Don't Say This is the ENDA?
|Eric C. Peterson|
|So, by now, the brouhaha that surrounded the Employment Non-Discrimination Act (ENDA) has been muted to a dull murmur. For those who might have missed it, here's what happened. The 2007 version of the bill, which failed to pass in 1996, was originally written to include protections based on sexual orientation and gender identity.
Joe Solmonese of the Human Rights Campaign (HRC) promised to lobby for a fully inclusive bill, and promised to work against any bill that didn't protect the entire GLBT community. Last September, before the new version of the bill was to be introduced, the House of Representatives removed all references to gender identity. Rep. Barney Frank, a sponsor of the bill, defended the move by explaining that "while there have been literally decades of education of the public about the unfairness of sexual orientation discrimination...our educational efforts regarding gender identity are much less far along, and given the prejudices that exist, face a steeper climb."
In response to these developments, the HRC decided to push for the new version of the bill despite its exclusion of gender identity protections. In November, Sen. Edward Kennedy announced that he would sponsor a similar bill, exclusive of gender identity, in the Senate sometime this year. In the meantime, transgender activists Donna Rose and Jamison Green have resigned from the HRC Board of Directors and Business Council. Many harsh words have been spoken by transgender people who feel they've been thrown under the bus in the name of political expediency, and from GLB people who feel as though transgender issues ought not to derail progress for the rest of the community.
As a workplace diversity practitioner, I've been following these developments and conversations closely. I remain disappointed and saddened by the actions of the politicians and our own leaders as they relate to the exclusion of gender identity protections in the bill. I believe we've made a serious blunder, for a number of reasons.
First, removing the language after it was already included in an earlier version of the bill is simply wrong. Had the 2007 version of ENDA been written without any reference to gender identity, the pragmatic focus on sexual orientation alone might have been easier to defend.
But once the language existed, its removal could only mean one thing: that discrimination against transgender people is somehow okay. And it's not.
Secondly, most gay and lesbian people are ill-served by a bill that does not include gender identity.
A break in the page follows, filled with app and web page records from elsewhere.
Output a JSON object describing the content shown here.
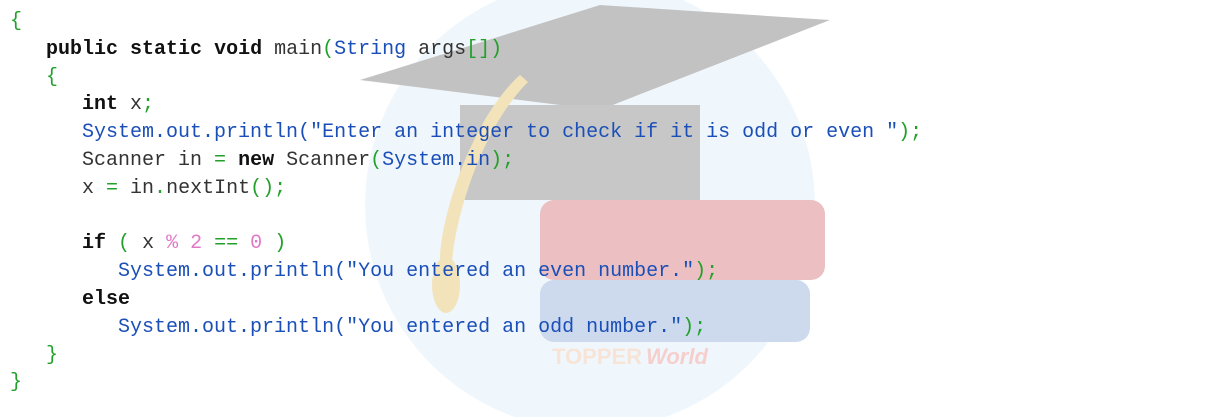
{
  "watermark": {
    "brand_left": "TOPPER",
    "brand_right": "World",
    "colors": {
      "brand_left": "#e8a87c",
      "brand_right": "#e3605a",
      "cap": "#3a3a3a",
      "tassel": "#d7a51e",
      "circle": "#cfe6f7",
      "book_red": "#c2323a",
      "book_blue": "#5d88c9"
    }
  },
  "code": {
    "colors": {
      "keyword": "#111111",
      "text": "#333333",
      "punctuation": "#22a02a",
      "string": "#1b4fb8",
      "method_call": "#1b4fb8",
      "number": "#e07ac8"
    },
    "lines": [
      [
        {
          "t": "{",
          "c": "pu"
        }
      ],
      [
        {
          "t": "   ",
          "c": "tx"
        },
        {
          "t": "public",
          "c": "kw"
        },
        {
          "t": " ",
          "c": "tx"
        },
        {
          "t": "static",
          "c": "kw"
        },
        {
          "t": " ",
          "c": "tx"
        },
        {
          "t": "void",
          "c": "kw"
        },
        {
          "t": " main",
          "c": "tx"
        },
        {
          "t": "(",
          "c": "pu"
        },
        {
          "t": "String",
          "c": "mc"
        },
        {
          "t": " args",
          "c": "tx"
        },
        {
          "t": "[])",
          "c": "pu"
        }
      ],
      [
        {
          "t": "   ",
          "c": "tx"
        },
        {
          "t": "{",
          "c": "pu"
        }
      ],
      [
        {
          "t": "      ",
          "c": "tx"
        },
        {
          "t": "int",
          "c": "kw"
        },
        {
          "t": " x",
          "c": "tx"
        },
        {
          "t": ";",
          "c": "pu"
        }
      ],
      [
        {
          "t": "      ",
          "c": "tx"
        },
        {
          "t": "System.out.println(",
          "c": "mc"
        },
        {
          "t": "\"Enter an integer to check if it is odd or even \"",
          "c": "st"
        },
        {
          "t": ");",
          "c": "pu"
        }
      ],
      [
        {
          "t": "      Scanner in ",
          "c": "tx"
        },
        {
          "t": "=",
          "c": "op"
        },
        {
          "t": " ",
          "c": "tx"
        },
        {
          "t": "new",
          "c": "kw"
        },
        {
          "t": " Scanner",
          "c": "tx"
        },
        {
          "t": "(",
          "c": "pu"
        },
        {
          "t": "System.in",
          "c": "mc"
        },
        {
          "t": ");",
          "c": "pu"
        }
      ],
      [
        {
          "t": "      x ",
          "c": "tx"
        },
        {
          "t": "=",
          "c": "op"
        },
        {
          "t": " in",
          "c": "tx"
        },
        {
          "t": ".",
          "c": "pu"
        },
        {
          "t": "nextInt",
          "c": "tx"
        },
        {
          "t": "();",
          "c": "pu"
        }
      ],
      [],
      [
        {
          "t": "      ",
          "c": "tx"
        },
        {
          "t": "if",
          "c": "kw"
        },
        {
          "t": " ",
          "c": "tx"
        },
        {
          "t": "(",
          "c": "pu"
        },
        {
          "t": " x ",
          "c": "tx"
        },
        {
          "t": "%",
          "c": "nu"
        },
        {
          "t": " ",
          "c": "tx"
        },
        {
          "t": "2",
          "c": "nu"
        },
        {
          "t": " ",
          "c": "tx"
        },
        {
          "t": "==",
          "c": "op"
        },
        {
          "t": " ",
          "c": "tx"
        },
        {
          "t": "0",
          "c": "nu"
        },
        {
          "t": " ",
          "c": "tx"
        },
        {
          "t": ")",
          "c": "pu"
        }
      ],
      [
        {
          "t": "         ",
          "c": "tx"
        },
        {
          "t": "System.out.println(",
          "c": "mc"
        },
        {
          "t": "\"You entered an even number.\"",
          "c": "st"
        },
        {
          "t": ");",
          "c": "pu"
        }
      ],
      [
        {
          "t": "      ",
          "c": "tx"
        },
        {
          "t": "else",
          "c": "kw"
        }
      ],
      [
        {
          "t": "         ",
          "c": "tx"
        },
        {
          "t": "System.out.println(",
          "c": "mc"
        },
        {
          "t": "\"You entered an odd number.\"",
          "c": "st"
        },
        {
          "t": ");",
          "c": "pu"
        }
      ],
      [
        {
          "t": "   ",
          "c": "tx"
        },
        {
          "t": "}",
          "c": "pu"
        }
      ],
      [
        {
          "t": "}",
          "c": "pu"
        }
      ]
    ]
  }
}
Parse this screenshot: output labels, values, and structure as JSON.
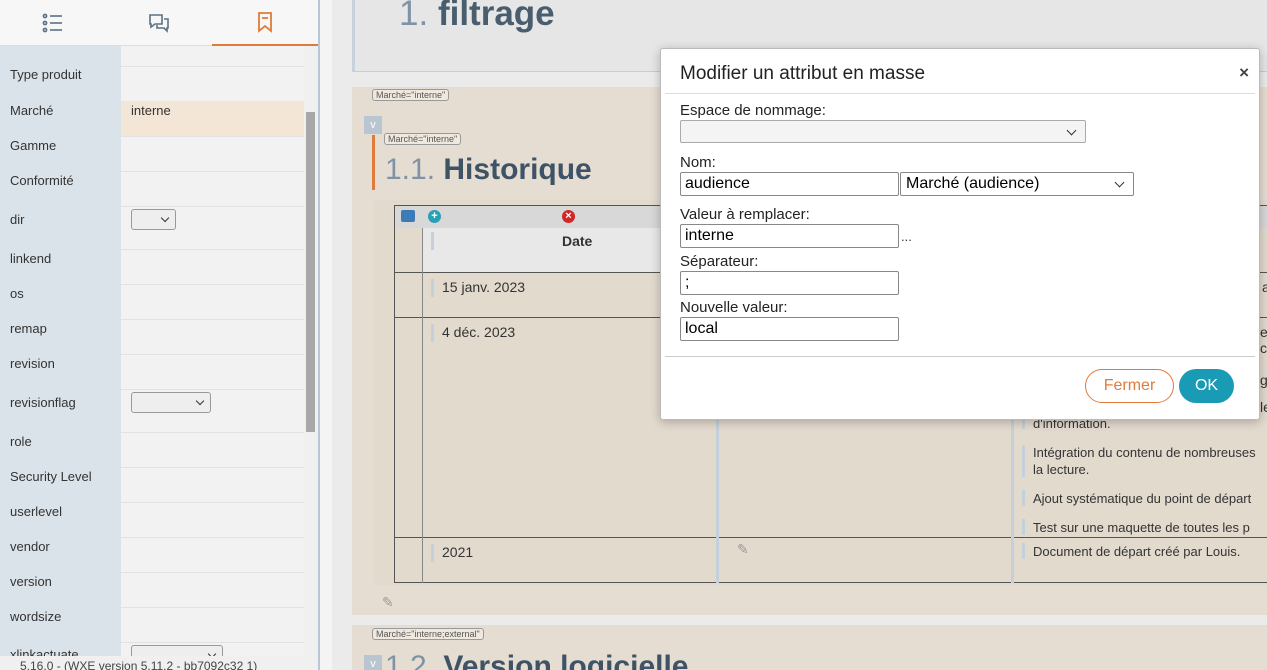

Non-discrimination based on gender identity does not solely protect transgender workers, but rather protects anyone from being fired or harassed due to the way they identify and express themselves in terms of gender. If the new version of ENDA passes, an employer could still fire a butch lesbian with no repercussions, simply by saying, "I don't care if she's gay or not, but she looks like a man and it makes my customers uncomfortable." Gay men who don't represent our society's current masculine ideal could find themselves in a similar predicament.
As currently written, the Employment Non-Discrimi-nation Act only grants full protection to the most feminine lesbians and the most masculine gay men, and restricts virtually all of us from bringing our entire authentic selves to work each day.
Finally, and most importantly, this is bigger than one bill. If the history of the GLBT civil rights movement mirrors the movements of Susan B. Anthony and Martin Luther King, Jr. in any way, we will certainly see the day when the laws of our nation will grant equal rights to all citizens, regardless of sexual orientation or gender identity. That day can't come soon enough for most of us, but it will come. And then, we'll still have a long fight in front of us.
Institutional racism and sexism, while technically illegal, still infect just about every workplace in America, and there's no reason to believe that heterosexism will simply end once we've got the law on our side. Consider this: in 1919, the National Women's Party, led by legendary suffragist Alice Paul, refused to allow women of color to march with white women and appeared willing to support a bill that would allow only white women to vote. How much would you bet that women of color were assured that they'd be taken care of later? Ask any feminist working for sex equity in America today, and if she's honest, she'll tell you that the rift between white women and women of color is still a long way away from healing.
And so, as a community, I believe we need to ask ourselves: are we truly willing to accept what might be an irreparable rift between GLB and transgender people for the sake of one bill that may very well end up a single paragraph in our collective history? Picture our community ten, fifty, or a hundred years from now; it may well be that in addition to being the right thing to do and the smart thing to do, strengthening our ties with our trans brothers and sisters will be, in the long run, the most practical thing to do, after all.
Eric C. Peterson is a diversity educator and practitioner based in Washington, DC, and a frequent visitor to Rehoboth Beach. He can be reached at firstname.lastname@example.org.
LETTERS From CAMP Rehoboth, Vol. 18, No. 01 February 08, 2008